Lesson 46

Recording Difficult or Unusual instruments

Regardless what instrument you are recording, the concept is the same. The instrument produces sound waves, and the microphone captures them. It really is that simple. Almost any type of microphone Dan be used to record almost any instrument, especially with good placement. Choosing the most optimal microphone depends on the sound that you want to achieve. 
Check out lesson 1.10 on microphone types to know the different types and how they sound.

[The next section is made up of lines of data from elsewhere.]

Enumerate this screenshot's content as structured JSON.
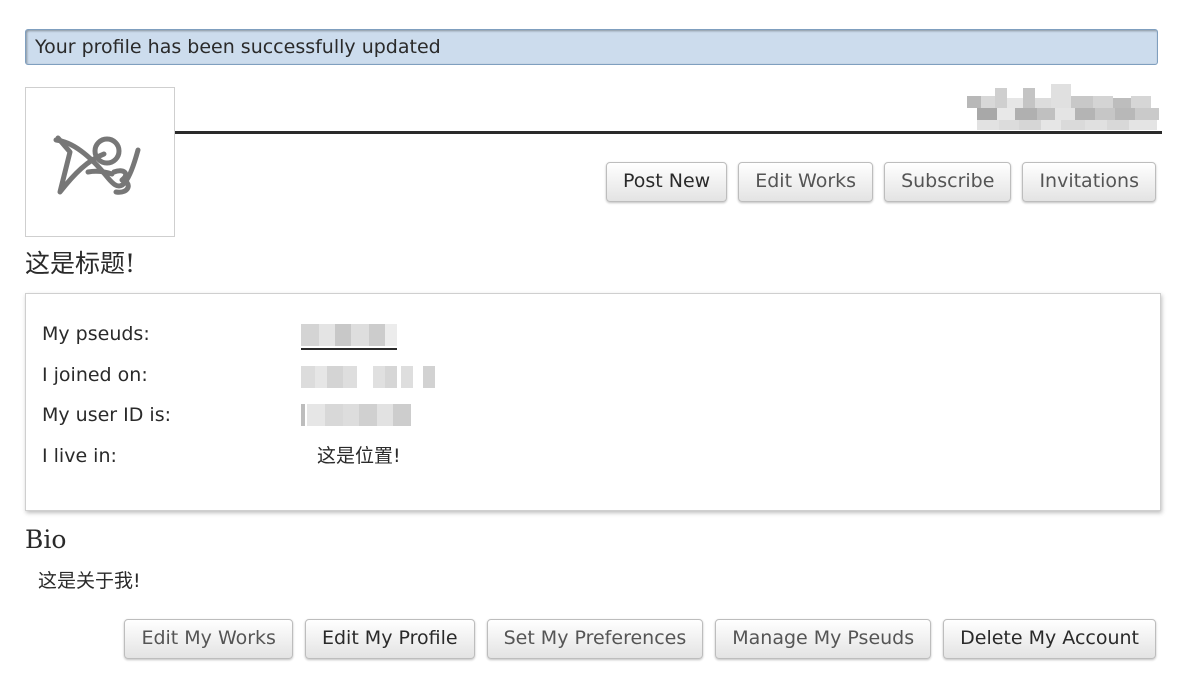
{
  "flash": {
    "message": "Your profile has been successfully updated"
  },
  "header": {
    "avatar_icon": "ao3-logo-icon",
    "nav": {
      "post_new": "Post New",
      "edit_works": "Edit Works",
      "subscribe": "Subscribe",
      "invitations": "Invitations"
    }
  },
  "profile": {
    "title": "这是标题!",
    "meta": {
      "pseuds_label": "My pseuds:",
      "joined_label": "I joined on:",
      "user_id_label": "My user ID is:",
      "location_label": "I live in:",
      "location_value": "这是位置!"
    },
    "bio_heading": "Bio",
    "bio_text": "这是关于我!"
  },
  "actions": {
    "edit_my_works": "Edit My Works",
    "edit_my_profile": "Edit My Profile",
    "set_my_preferences": "Set My Preferences",
    "manage_my_pseuds": "Manage My Pseuds",
    "delete_my_account": "Delete My Account"
  },
  "colors": {
    "flash_background": "#ccdced",
    "header_rule": "#2a2a2a",
    "text": "#2a2a2a"
  }
}
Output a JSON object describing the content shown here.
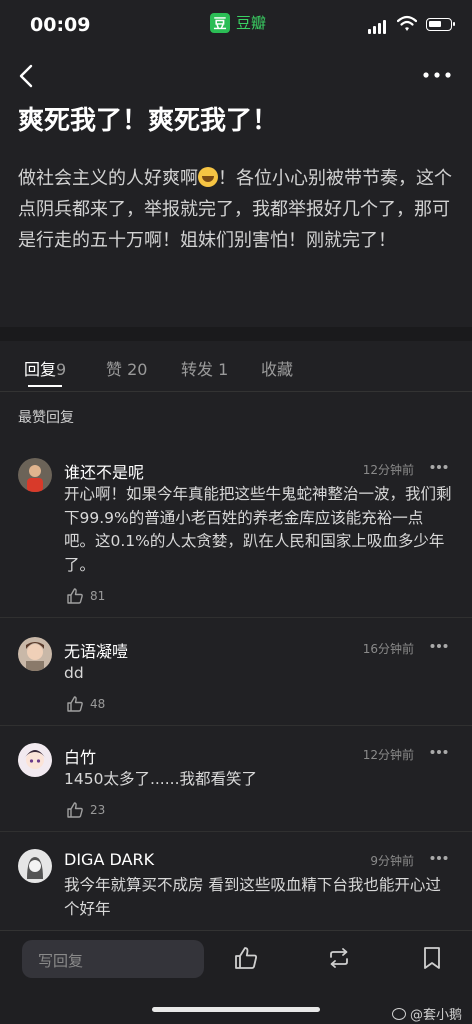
{
  "status_bar": {
    "time": "00:09",
    "app_name": "豆瓣",
    "app_logo_char": "豆",
    "accent": "#2bbd55"
  },
  "post": {
    "title": "爽死我了！爽死我了！",
    "body_part1": "做社会主义的人好爽啊",
    "body_emoji": "grinning-face-emoji",
    "body_part2": "！各位小心别被带节奏，这个点阴兵都来了，举报就完了，我都举报好几个了，那可是行走的五十万啊！姐妹们别害怕！刚就完了！"
  },
  "tabs": [
    {
      "label": "回复",
      "count": "9",
      "active": true
    },
    {
      "label": "赞",
      "count": "20",
      "active": false
    },
    {
      "label": "转发",
      "count": "1",
      "active": false
    },
    {
      "label": "收藏",
      "count": "",
      "active": false
    }
  ],
  "section_label": "最赞回复",
  "comments": [
    {
      "name": "谁还不是呢",
      "time": "12分钟前",
      "text": "开心啊！如果今年真能把这些牛鬼蛇神整治一波，我们剩下99.9%的普通小老百姓的养老金库应该能充裕一点吧。这0.1%的人太贪婪，趴在人民和国家上吸血多少年了。",
      "likes": "81"
    },
    {
      "name": "无语凝噎",
      "time": "16分钟前",
      "text": "dd",
      "likes": "48"
    },
    {
      "name": "白竹",
      "time": "12分钟前",
      "text": "1450太多了......我都看笑了",
      "likes": "23"
    },
    {
      "name": "DIGA DARK",
      "time": "9分钟前",
      "text": "我今年就算买不成房 看到这些吸血精下台我也能开心过个好年",
      "likes": ""
    }
  ],
  "bottom_bar": {
    "reply_placeholder": "写回复"
  },
  "watermark": "@套小鹅"
}
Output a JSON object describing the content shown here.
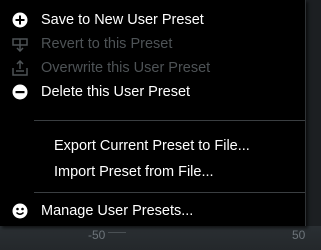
{
  "menu": {
    "items": [
      {
        "label": "Save to New User Preset",
        "icon": "plus-circle-icon",
        "enabled": true
      },
      {
        "label": "Revert to this Preset",
        "icon": "revert-icon",
        "enabled": false
      },
      {
        "label": "Overwrite this User Preset",
        "icon": "overwrite-icon",
        "enabled": false
      },
      {
        "label": "Delete this User Preset",
        "icon": "minus-circle-icon",
        "enabled": true
      },
      {
        "label": "Export Current Preset to File...",
        "enabled": true
      },
      {
        "label": "Import Preset from File...",
        "enabled": true
      },
      {
        "label": "Manage User Presets...",
        "icon": "smiley-icon",
        "enabled": true
      }
    ]
  },
  "background": {
    "labels": [
      "-50",
      "50"
    ]
  },
  "colors": {
    "menu_bg": "#000000",
    "text": "#ffffff",
    "disabled_text": "#4e5356"
  }
}
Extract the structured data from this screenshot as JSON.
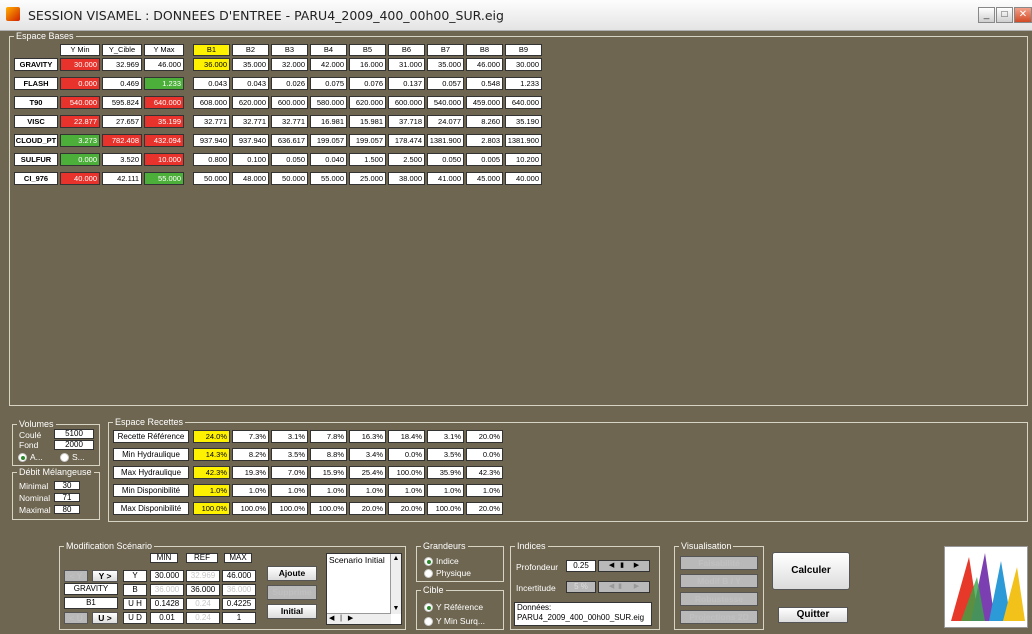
{
  "window": {
    "title": "SESSION VISAMEL : DONNEES D'ENTREE - PARU4_2009_400_00h00_SUR.eig"
  },
  "bases": {
    "title": "Espace Bases",
    "yheaders": [
      "Y Min",
      "Y_Cible",
      "Y Max"
    ],
    "bheaders": [
      "B1",
      "B2",
      "B3",
      "B4",
      "B5",
      "B6",
      "B7",
      "B8",
      "B9"
    ],
    "rows": [
      {
        "label": "GRAVITY",
        "y": [
          "30.000",
          "32.969",
          "46.000"
        ],
        "b": [
          "36.000",
          "35.000",
          "32.000",
          "42.000",
          "16.000",
          "31.000",
          "35.000",
          "46.000",
          "30.000"
        ]
      },
      {
        "label": "FLASH",
        "y": [
          "0.000",
          "0.469",
          "1.233"
        ],
        "b": [
          "0.043",
          "0.043",
          "0.026",
          "0.075",
          "0.076",
          "0.137",
          "0.057",
          "0.548",
          "1.233"
        ]
      },
      {
        "label": "T90",
        "y": [
          "540.000",
          "595.824",
          "640.000"
        ],
        "b": [
          "608.000",
          "620.000",
          "600.000",
          "580.000",
          "620.000",
          "600.000",
          "540.000",
          "459.000",
          "640.000"
        ]
      },
      {
        "label": "VISC",
        "y": [
          "22.877",
          "27.657",
          "35.199"
        ],
        "b": [
          "32.771",
          "32.771",
          "32.771",
          "16.981",
          "15.981",
          "37.718",
          "24.077",
          "8.260",
          "35.190"
        ]
      },
      {
        "label": "CLOUD_PT",
        "y": [
          "3.273",
          "782.408",
          "432.094"
        ],
        "b": [
          "937.940",
          "937.940",
          "636.617",
          "199.057",
          "199.057",
          "178.474",
          "1381.900",
          "2.803",
          "1381.900"
        ]
      },
      {
        "label": "SULFUR",
        "y": [
          "0.000",
          "3.520",
          "10.000"
        ],
        "b": [
          "0.800",
          "0.100",
          "0.050",
          "0.040",
          "1.500",
          "2.500",
          "0.050",
          "0.005",
          "10.200"
        ]
      },
      {
        "label": "CI_976",
        "y": [
          "40.000",
          "42.111",
          "55.000"
        ],
        "b": [
          "50.000",
          "48.000",
          "50.000",
          "55.000",
          "25.000",
          "38.000",
          "41.000",
          "45.000",
          "40.000"
        ]
      }
    ]
  },
  "volumes": {
    "title": "Volumes",
    "coule_label": "Coulé",
    "coule_value": "5100",
    "fond_label": "Fond",
    "fond_value": "2000",
    "radio_a": "A...",
    "radio_s": "S..."
  },
  "debit": {
    "title": "Débit Mélangeuse",
    "minimal_label": "Minimal",
    "minimal_value": "30",
    "nominal_label": "Nominal",
    "nominal_value": "71",
    "maximal_label": "Maximal",
    "maximal_value": "80"
  },
  "recettes": {
    "title": "Espace Recettes",
    "rows": [
      {
        "label": "Recette Référence",
        "values": [
          "24.0%",
          "7.3%",
          "3.1%",
          "7.8%",
          "16.3%",
          "18.4%",
          "3.1%",
          "20.0%"
        ]
      },
      {
        "label": "Min Hydraulique",
        "values": [
          "14.3%",
          "8.2%",
          "3.5%",
          "8.8%",
          "3.4%",
          "0.0%",
          "3.5%",
          "0.0%"
        ]
      },
      {
        "label": "Max Hydraulique",
        "values": [
          "42.3%",
          "19.3%",
          "7.0%",
          "15.9%",
          "25.4%",
          "100.0%",
          "35.9%",
          "42.3%"
        ]
      },
      {
        "label": "Min Disponibilité",
        "values": [
          "1.0%",
          "1.0%",
          "1.0%",
          "1.0%",
          "1.0%",
          "1.0%",
          "1.0%",
          "1.0%"
        ]
      },
      {
        "label": "Max Disponibilité",
        "values": [
          "100.0%",
          "100.0%",
          "100.0%",
          "100.0%",
          "20.0%",
          "20.0%",
          "100.0%",
          "20.0%"
        ]
      }
    ]
  },
  "scenario": {
    "title": "Modification Scénario",
    "col_min": "MIN",
    "col_ref": "REF",
    "col_max": "MAX",
    "btn_yless": "< Y",
    "btn_ygreater": "Y >",
    "gravity": "GRAVITY",
    "b1": "B1",
    "btn_uless": "< U",
    "btn_ugreater": "U >",
    "row_y": {
      "label": "Y",
      "min": "30.000",
      "ref": "32.969",
      "max": "46.000"
    },
    "row_b": {
      "label": "B",
      "min": "36.000",
      "ref": "36.000",
      "max": "36.000"
    },
    "row_uh": {
      "label": "U H",
      "min": "0.1428",
      "ref": "0.24",
      "max": "0.4225"
    },
    "row_ud": {
      "label": "U D",
      "min": "0.01",
      "ref": "0.24",
      "max": "1"
    },
    "btn_ajoute": "Ajoute",
    "btn_supprime": "Supprime",
    "btn_initial": "Initial",
    "list_item": "Scenario Initial"
  },
  "grandeurs": {
    "title": "Grandeurs",
    "opt1": "Indice",
    "opt2": "Physique"
  },
  "cible": {
    "title": "Cible",
    "opt1": "Y Référence",
    "opt2": "Y Min Surq..."
  },
  "indices": {
    "title": "Indices",
    "profondeur_label": "Profondeur",
    "profondeur_value": "0.25",
    "incertitude_label": "Incertitude",
    "incertitude_value": "5 %",
    "donnees_label": "Données:",
    "donnees_value": "PARU4_2009_400_00h00_SUR.eig"
  },
  "visualisation": {
    "title": "Visualisation",
    "b1": "Faisabilité",
    "b2": "Modif B / Y",
    "b3": "Robustesse",
    "b4": "Projections 2D"
  },
  "actions": {
    "calculer": "Calculer",
    "quitter": "Quitter"
  },
  "colors": {
    "background": "#6e6651",
    "red": "#e8322c",
    "green": "#4caf3a",
    "yellow": "#fff200"
  }
}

Once you’ve decided on a microphone type based on the sound of the instrument and the type of microphone that complements its sound, you will need to decide on placement. This is a bit challenging because you need to place the microphone as close to the instrument as possible in order to get the best signal to noise ratio (lesson 1.3.3 signal to noise ratio). But different parts of the instrument might produce different sounds, which only blend nicely together with a little more distance from the instrument. 
Another consideration is to avoid unwanted sounds. Some examples are a guitar rubbing on the players legs, wind noise from a shaker, pedal noise from a piano, foot tapping, . So ask yourself what unwanted noises are being produced, and if there’s anything you need to do to minimize it.

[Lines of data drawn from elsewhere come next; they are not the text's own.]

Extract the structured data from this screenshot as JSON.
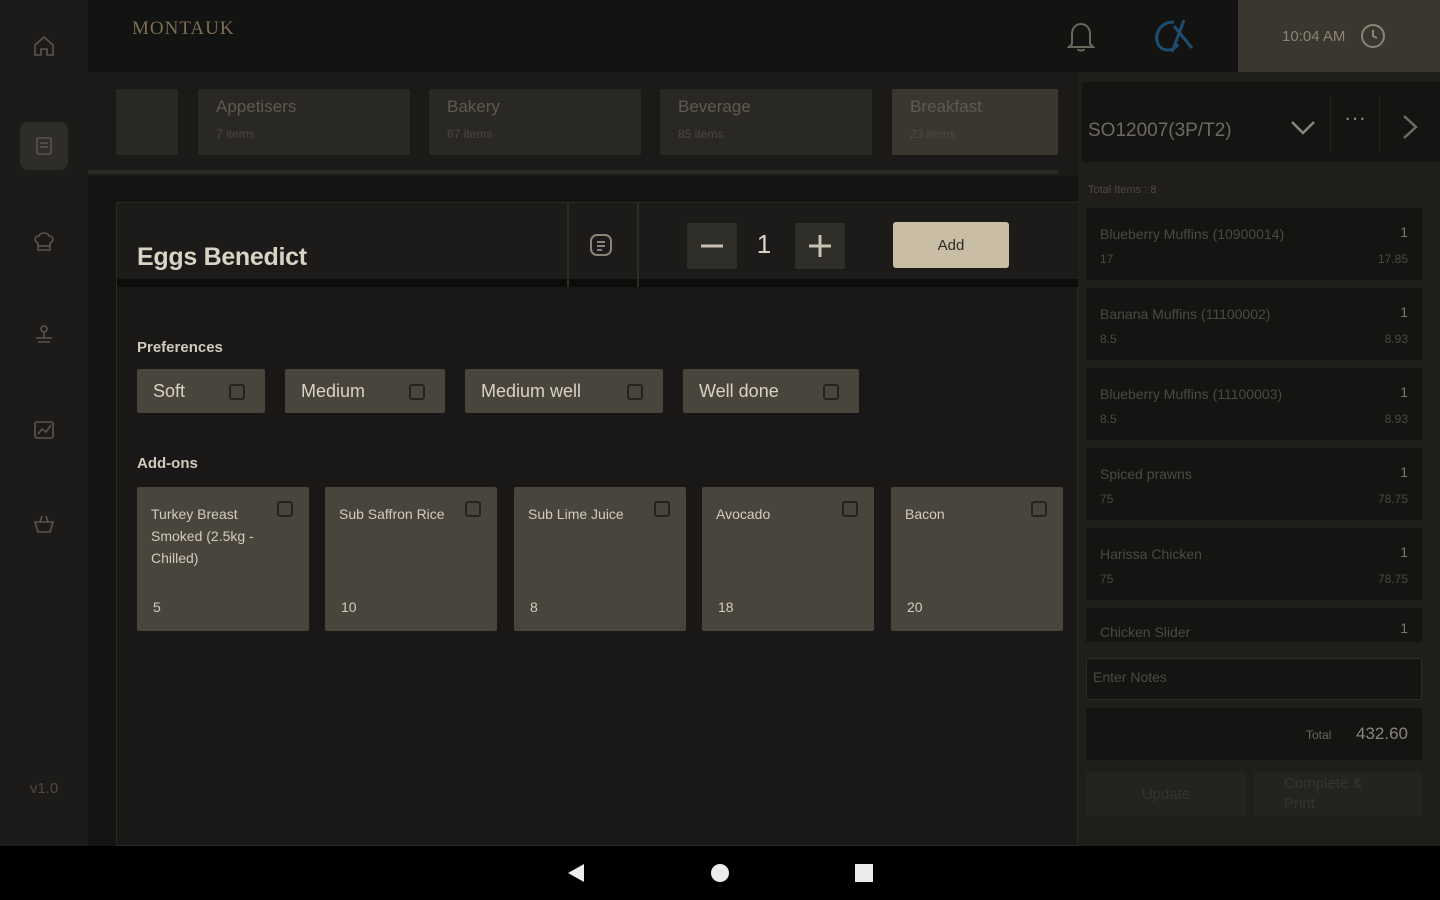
{
  "sidebar": {
    "items": [
      {
        "icon": "home-icon"
      },
      {
        "icon": "menu-list-icon"
      },
      {
        "icon": "chef-hat-icon"
      },
      {
        "icon": "serving-tray-icon"
      },
      {
        "icon": "reports-icon"
      },
      {
        "icon": "basket-icon"
      }
    ],
    "version": "v1.0"
  },
  "header": {
    "brand": "MONTAUK",
    "time": "10:04 AM"
  },
  "categories": [
    {
      "name": "",
      "count": ""
    },
    {
      "name": "Appetisers",
      "count": "7 items"
    },
    {
      "name": "Bakery",
      "count": "67 items"
    },
    {
      "name": "Beverage",
      "count": "85 items"
    },
    {
      "name": "Breakfast",
      "count": "23 items"
    }
  ],
  "item": {
    "title": "Eggs Benedict",
    "quantity": "1",
    "add_label": "Add",
    "preferences_label": "Preferences",
    "preferences": [
      "Soft",
      "Medium",
      "Medium well",
      "Well done"
    ],
    "addons_label": "Add-ons",
    "addons": [
      {
        "name": "Turkey Breast Smoked (2.5kg - Chilled)",
        "price": "5"
      },
      {
        "name": "Sub Saffron Rice",
        "price": "10"
      },
      {
        "name": "Sub Lime Juice",
        "price": "8"
      },
      {
        "name": "Avocado",
        "price": "18"
      },
      {
        "name": "Bacon",
        "price": "20"
      }
    ]
  },
  "cart": {
    "order_id": "SO12007(3P/T2)",
    "more_label": "···",
    "total_items": "Total Items : 8",
    "lines": [
      {
        "name": "Blueberry Muffins (10900014)",
        "qty": "1",
        "price": "17",
        "total": "17.85"
      },
      {
        "name": "Banana Muffins (11100002)",
        "qty": "1",
        "price": "8.5",
        "total": "8.93"
      },
      {
        "name": "Blueberry Muffins (11100003)",
        "qty": "1",
        "price": "8.5",
        "total": "8.93"
      },
      {
        "name": "Spiced prawns",
        "qty": "1",
        "price": "75",
        "total": "78.75"
      },
      {
        "name": "Harissa Chicken",
        "qty": "1",
        "price": "75",
        "total": "78.75"
      },
      {
        "name": "Chicken Slider",
        "qty": "1",
        "price": "",
        "total": ""
      }
    ],
    "notes_placeholder": "Enter Notes",
    "total_label": "Total",
    "total_value": "432.60",
    "update_label": "Update",
    "complete_label": "Complete & Print"
  },
  "colors": {
    "accent": "#c9bea5",
    "background": "#141412",
    "chip": "#49453d"
  }
}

A good trick is to get some sound isolating earbuds, the type that act like an ear plug that blocks outside sound. Put them in, and wear construction or shooting type sound isolating ear muffs on top. This provides excellent isolation of the ambient sound, and lets you hear only what the microphone is picking up. Listen to the microphone signal through the earbuds, and move the microphone around until you find the sweet spot. 

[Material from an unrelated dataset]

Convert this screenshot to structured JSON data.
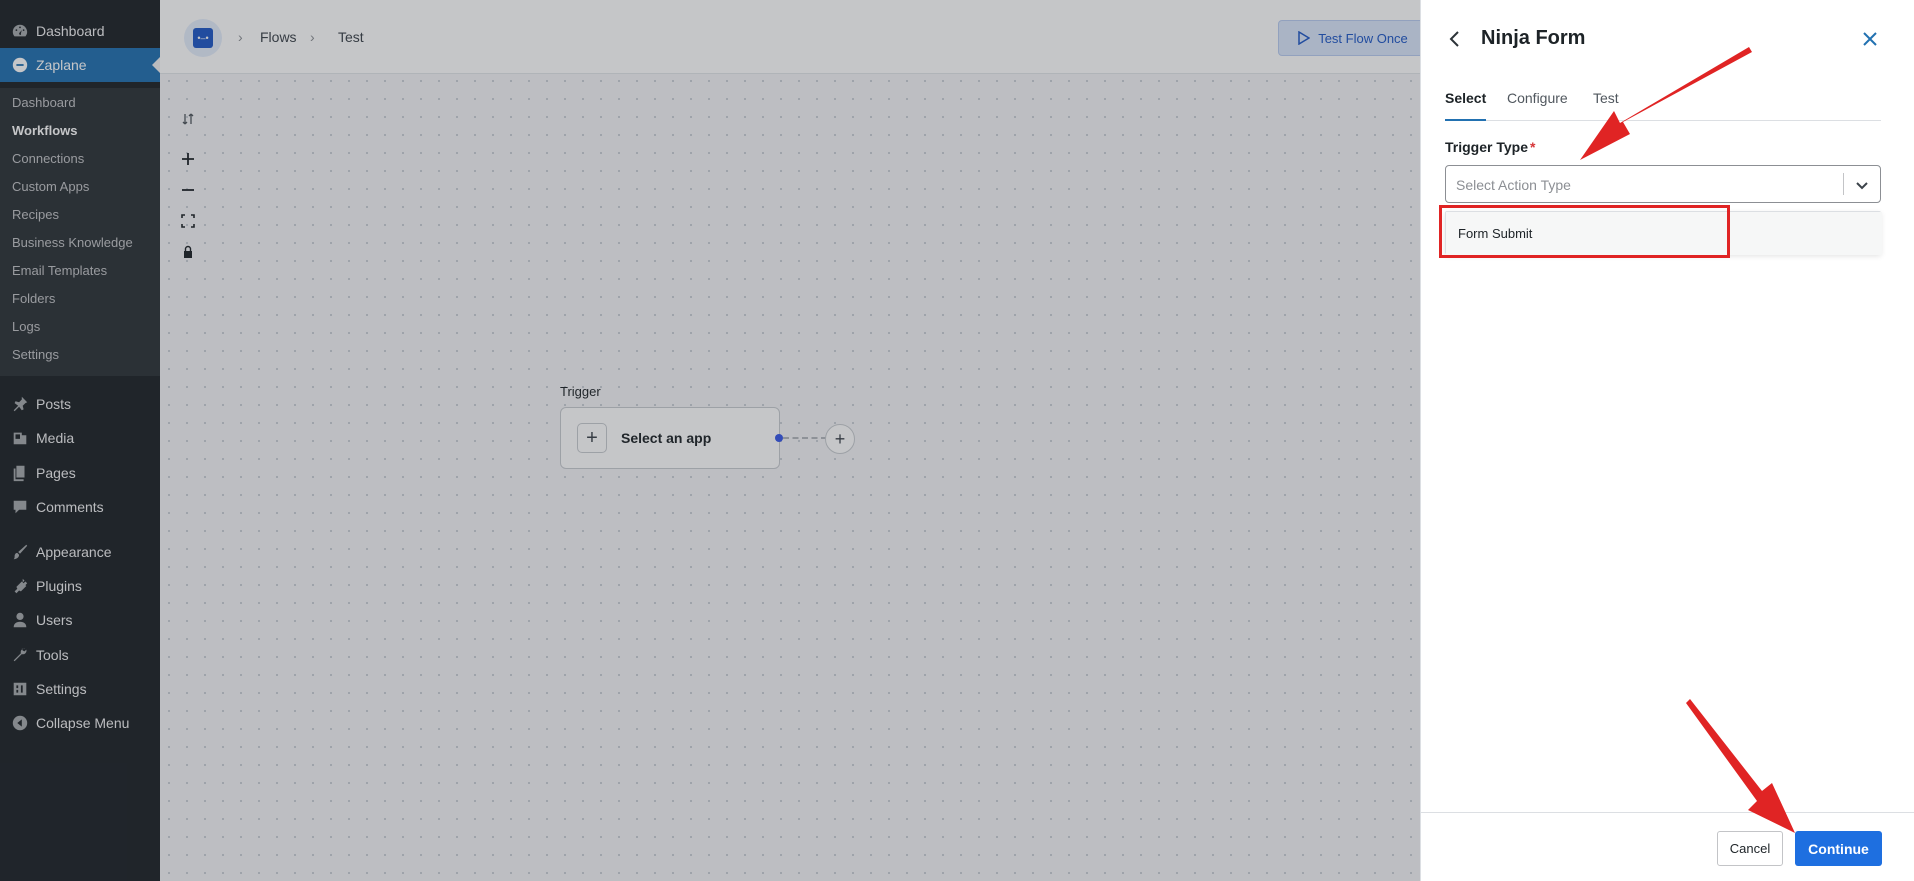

Here’s a few examples of various instruments,
Djembe
Violin
Trumpet